(Component data from apps and pages)
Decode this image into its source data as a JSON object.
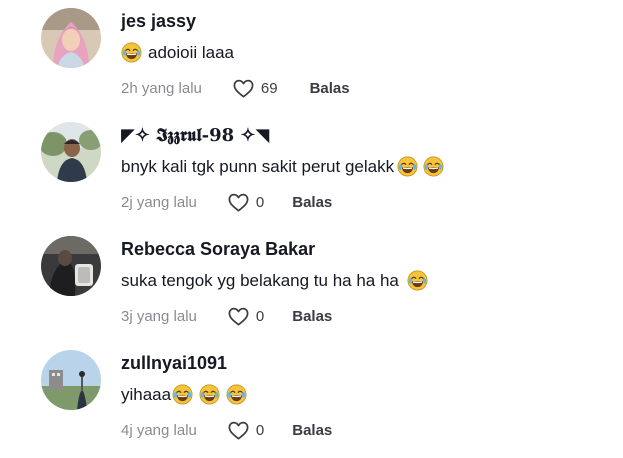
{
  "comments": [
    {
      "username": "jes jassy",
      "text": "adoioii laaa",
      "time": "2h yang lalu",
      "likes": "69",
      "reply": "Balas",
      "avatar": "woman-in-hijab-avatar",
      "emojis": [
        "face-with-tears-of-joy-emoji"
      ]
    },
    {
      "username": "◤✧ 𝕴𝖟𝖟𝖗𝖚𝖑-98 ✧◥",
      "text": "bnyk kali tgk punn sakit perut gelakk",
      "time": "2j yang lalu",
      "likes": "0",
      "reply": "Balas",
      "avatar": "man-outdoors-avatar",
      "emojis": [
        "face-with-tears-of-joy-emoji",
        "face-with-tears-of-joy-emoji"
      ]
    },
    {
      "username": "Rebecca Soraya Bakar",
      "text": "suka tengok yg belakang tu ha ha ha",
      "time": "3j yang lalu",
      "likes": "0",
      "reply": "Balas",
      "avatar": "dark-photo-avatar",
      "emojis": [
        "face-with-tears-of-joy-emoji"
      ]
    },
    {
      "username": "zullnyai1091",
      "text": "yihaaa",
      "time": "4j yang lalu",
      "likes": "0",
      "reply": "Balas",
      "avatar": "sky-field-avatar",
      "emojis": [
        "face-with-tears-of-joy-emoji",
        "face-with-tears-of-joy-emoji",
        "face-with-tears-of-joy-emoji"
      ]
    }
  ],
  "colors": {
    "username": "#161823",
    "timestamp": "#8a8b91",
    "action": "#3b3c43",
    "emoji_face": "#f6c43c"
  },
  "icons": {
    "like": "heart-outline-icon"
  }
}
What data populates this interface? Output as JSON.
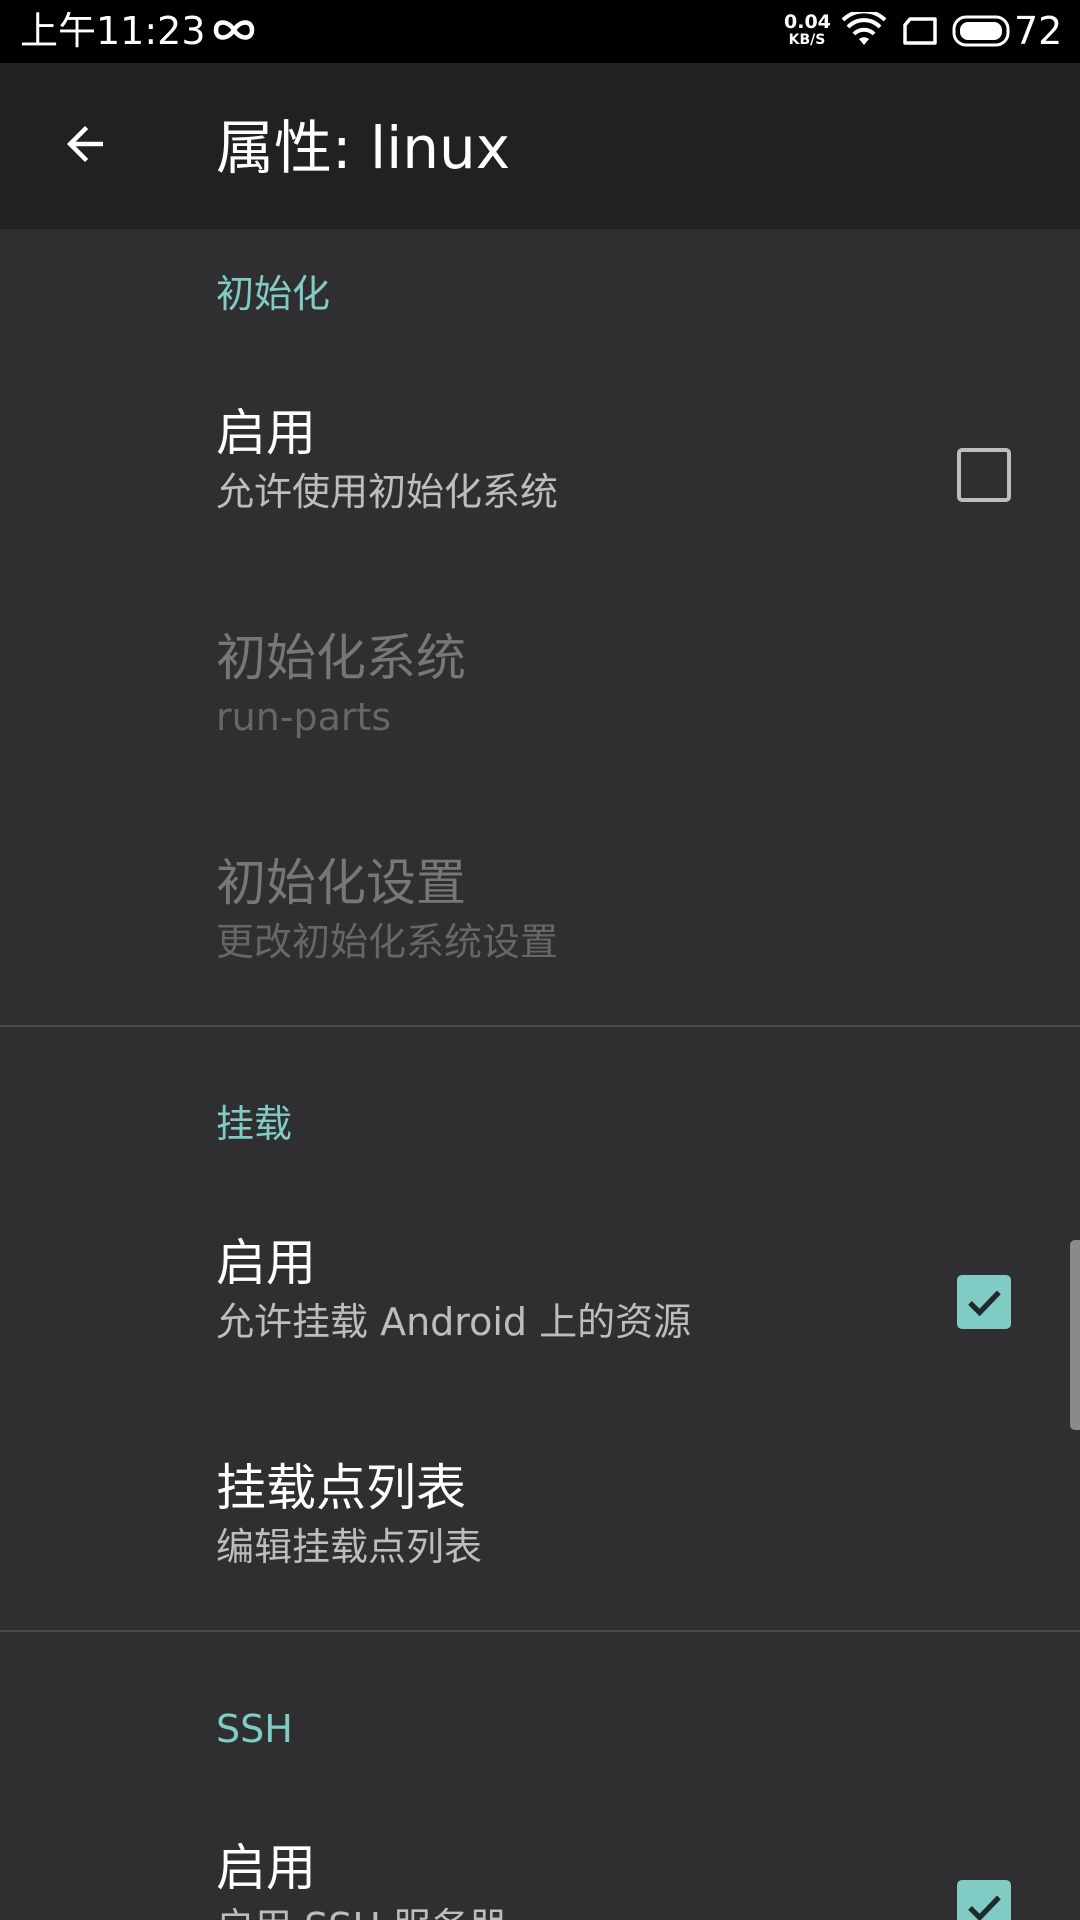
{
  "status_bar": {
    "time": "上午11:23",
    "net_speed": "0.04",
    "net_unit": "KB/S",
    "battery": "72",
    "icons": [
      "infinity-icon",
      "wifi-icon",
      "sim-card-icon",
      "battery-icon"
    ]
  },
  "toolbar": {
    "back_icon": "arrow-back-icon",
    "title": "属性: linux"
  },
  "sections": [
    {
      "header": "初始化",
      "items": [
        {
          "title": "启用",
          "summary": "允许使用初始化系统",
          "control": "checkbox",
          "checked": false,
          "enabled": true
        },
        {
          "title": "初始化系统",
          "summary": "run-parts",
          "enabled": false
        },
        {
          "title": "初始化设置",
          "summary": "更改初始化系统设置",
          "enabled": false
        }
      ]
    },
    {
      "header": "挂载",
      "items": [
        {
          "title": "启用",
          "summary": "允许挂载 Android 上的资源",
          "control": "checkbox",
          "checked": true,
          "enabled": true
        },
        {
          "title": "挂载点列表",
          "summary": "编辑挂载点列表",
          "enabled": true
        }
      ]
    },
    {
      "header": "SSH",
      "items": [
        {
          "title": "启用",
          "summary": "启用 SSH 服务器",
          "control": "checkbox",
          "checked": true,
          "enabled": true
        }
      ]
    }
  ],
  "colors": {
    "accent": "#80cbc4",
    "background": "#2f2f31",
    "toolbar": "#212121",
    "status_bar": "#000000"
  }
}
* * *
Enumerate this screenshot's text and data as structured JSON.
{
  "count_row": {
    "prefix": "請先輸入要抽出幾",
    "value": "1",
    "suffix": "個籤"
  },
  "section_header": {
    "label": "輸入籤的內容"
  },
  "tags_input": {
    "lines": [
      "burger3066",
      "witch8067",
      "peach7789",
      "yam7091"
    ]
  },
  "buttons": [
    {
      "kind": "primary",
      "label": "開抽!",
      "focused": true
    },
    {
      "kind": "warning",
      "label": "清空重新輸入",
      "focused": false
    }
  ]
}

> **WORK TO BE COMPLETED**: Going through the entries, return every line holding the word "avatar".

> **WRITTEN RESPONSE**:
      "avatar": "woman-in-hijab-avatar",
      "avatar": "man-outdoors-avatar",
      "avatar": "dark-photo-avatar",
      "avatar": "sky-field-avatar",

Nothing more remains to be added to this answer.